Once you’ve submitted a dispute, Equifax will look at the information you provided and compare it to what’s currently on your credit report. Disputes sent electronically will be processed in 10 to 15 days, and mailed-in disputes will be processed in 15 to 20 days.
What Happens If Equifax Agrees There’s An Error?
If Equifax is able to confirm that the information on your credit report is inaccurate, it will obtain the correct data from the appropriate source. Equifax will then make the necessary changes to your credit report to correct the error.
You’ll receive a modified report with the correct information, and any creditors or other entities that accessed your report within 60 days of the changes will be notified as well.
What Happens If Equifax Disagrees There’s An Error?
If Equifax’s investigation does not result in a resolution, they will contact the source of the originally-reported information to validate it. They may also contact you for additional information if required.
If Equifax is unable to confirm the error or if the source verifies the information as accurate, no changes will be made to your file. If you disagree with Equifax’s findings, you can submit a statement voicing your concerns in no more than 400 words.
Common Mistakes To Look For On Your Equifax Credit Report
There are a few errors that could show up on your credit report that you should be aware of, including the following:
- Errors About Your Personal Information. The credit bureau may spell your name incorrectly, or have the wrong address, phone number, or birthdate on your credit report.

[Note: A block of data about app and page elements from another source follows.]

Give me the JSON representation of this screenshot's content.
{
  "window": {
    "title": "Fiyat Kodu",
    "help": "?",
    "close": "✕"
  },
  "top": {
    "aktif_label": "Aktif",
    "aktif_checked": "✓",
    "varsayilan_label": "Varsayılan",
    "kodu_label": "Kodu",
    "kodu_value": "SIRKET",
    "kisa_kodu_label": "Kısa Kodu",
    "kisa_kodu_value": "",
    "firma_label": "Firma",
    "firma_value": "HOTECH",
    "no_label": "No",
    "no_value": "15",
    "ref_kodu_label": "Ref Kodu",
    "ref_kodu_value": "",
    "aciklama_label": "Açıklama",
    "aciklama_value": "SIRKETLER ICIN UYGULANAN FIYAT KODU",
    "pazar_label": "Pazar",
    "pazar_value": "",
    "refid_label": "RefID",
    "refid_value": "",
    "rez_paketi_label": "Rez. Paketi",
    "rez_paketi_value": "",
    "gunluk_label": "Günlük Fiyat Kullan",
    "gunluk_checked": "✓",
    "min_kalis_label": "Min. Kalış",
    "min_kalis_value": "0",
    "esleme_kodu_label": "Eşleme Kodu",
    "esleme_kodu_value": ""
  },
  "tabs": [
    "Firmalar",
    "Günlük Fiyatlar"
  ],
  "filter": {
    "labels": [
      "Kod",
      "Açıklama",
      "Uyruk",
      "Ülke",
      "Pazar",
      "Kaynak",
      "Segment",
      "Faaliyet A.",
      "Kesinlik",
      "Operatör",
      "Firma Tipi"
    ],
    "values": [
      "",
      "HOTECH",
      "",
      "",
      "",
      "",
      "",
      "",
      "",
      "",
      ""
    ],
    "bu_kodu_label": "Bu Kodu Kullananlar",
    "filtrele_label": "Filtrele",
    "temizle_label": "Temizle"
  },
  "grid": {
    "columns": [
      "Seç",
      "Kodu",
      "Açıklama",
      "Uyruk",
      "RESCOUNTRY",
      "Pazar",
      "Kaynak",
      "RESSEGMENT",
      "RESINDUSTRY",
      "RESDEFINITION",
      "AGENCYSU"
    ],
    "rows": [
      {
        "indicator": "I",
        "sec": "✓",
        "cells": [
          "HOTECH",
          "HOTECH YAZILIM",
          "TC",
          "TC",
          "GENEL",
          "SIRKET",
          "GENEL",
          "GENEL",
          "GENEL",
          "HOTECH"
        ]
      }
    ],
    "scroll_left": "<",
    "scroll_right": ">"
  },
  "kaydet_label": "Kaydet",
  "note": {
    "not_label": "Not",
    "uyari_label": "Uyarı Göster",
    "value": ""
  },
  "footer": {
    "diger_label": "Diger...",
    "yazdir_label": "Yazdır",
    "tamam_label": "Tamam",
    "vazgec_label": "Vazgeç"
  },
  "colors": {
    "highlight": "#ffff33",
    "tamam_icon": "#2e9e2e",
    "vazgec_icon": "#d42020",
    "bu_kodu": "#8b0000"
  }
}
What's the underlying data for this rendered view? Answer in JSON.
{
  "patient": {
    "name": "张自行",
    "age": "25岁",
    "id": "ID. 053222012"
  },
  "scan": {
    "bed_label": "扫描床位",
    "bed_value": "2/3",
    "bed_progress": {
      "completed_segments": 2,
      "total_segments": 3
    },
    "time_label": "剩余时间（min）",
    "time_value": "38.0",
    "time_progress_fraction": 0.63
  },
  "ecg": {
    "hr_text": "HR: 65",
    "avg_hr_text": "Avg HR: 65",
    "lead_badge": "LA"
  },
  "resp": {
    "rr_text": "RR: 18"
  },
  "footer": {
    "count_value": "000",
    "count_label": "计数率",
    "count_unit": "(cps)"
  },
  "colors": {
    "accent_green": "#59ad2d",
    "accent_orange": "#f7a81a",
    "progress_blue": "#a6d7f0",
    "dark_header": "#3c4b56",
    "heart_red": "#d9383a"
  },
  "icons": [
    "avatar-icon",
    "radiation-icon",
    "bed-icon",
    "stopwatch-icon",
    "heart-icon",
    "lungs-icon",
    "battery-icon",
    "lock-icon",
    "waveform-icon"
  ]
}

- Inaccuracies On Your Payment Status. You may be up-to-date on all your bill payments, but it’s possible that your credit report may not reflect that. Instead, some of your loan or credit card payments may be reported as late or missed.
- Closed Accounts Showing As Open. If you closed a credit account long ago, there’s a chance it could still be showing up on your credit report as being open.
- Repeat Account Entries. Account activity may be re-entered more than once by mistake, and if these entries have to do with overdue accounts, your credit scores could suffer.
- Someone Else’s Account Information. If there’s someone else who has the exact same name as you do, it’s possible that their account information could be mistakenly entered onto your credit report instead of yours.
- Identity Theft. Aside from an error in identity, any incorrect or unknown accounts that show up on your credit report could be the result of identity theft. In fact, identity theft is one of the more important reasons why consumers should check their credit reports regularly.
How Long Does Information Stay On Your Equifax Credit Report?
The length of time that specific information remains on your Equifax credit report depends on the type of data. But generally, the length varies between 2 to 6 years. Given how long certain information can stay on your credit report, it’s important to rectify any mistakes as it may affect your ability to access credit in the future.
|Remarks||How Long Information Stays On Your Equifax Credit Report|
|Hard inquiries (ie. lenders accessing your report after applying for a loan)||3 years|
|Payment history and bank account information||6 Years|
|Debt Management Program (DMP)||2 years after the debt is paid in full or 6 years after the DMP started, whichever of the two comes first|
|Consumer proposal||3 years after payment or 6 years after being started|
|Bankruptcy||6 years from discharge date for the first bankruptcy; 14 years for subsequent bankruptcies|
Equifax Credit Report Dispute FAQs
What is the best way to add a statement to my Equifax credit report?
What if my dispute is with a creditor?
Is there anything I can’t modify on my Equifax credit report?
How does Equifax correct reports?
Mistakes on your credit report can pull down your credit score unnecessarily. If you spot any mistakes on your report, you’ll want to file a dispute with Equifax to have them rectified.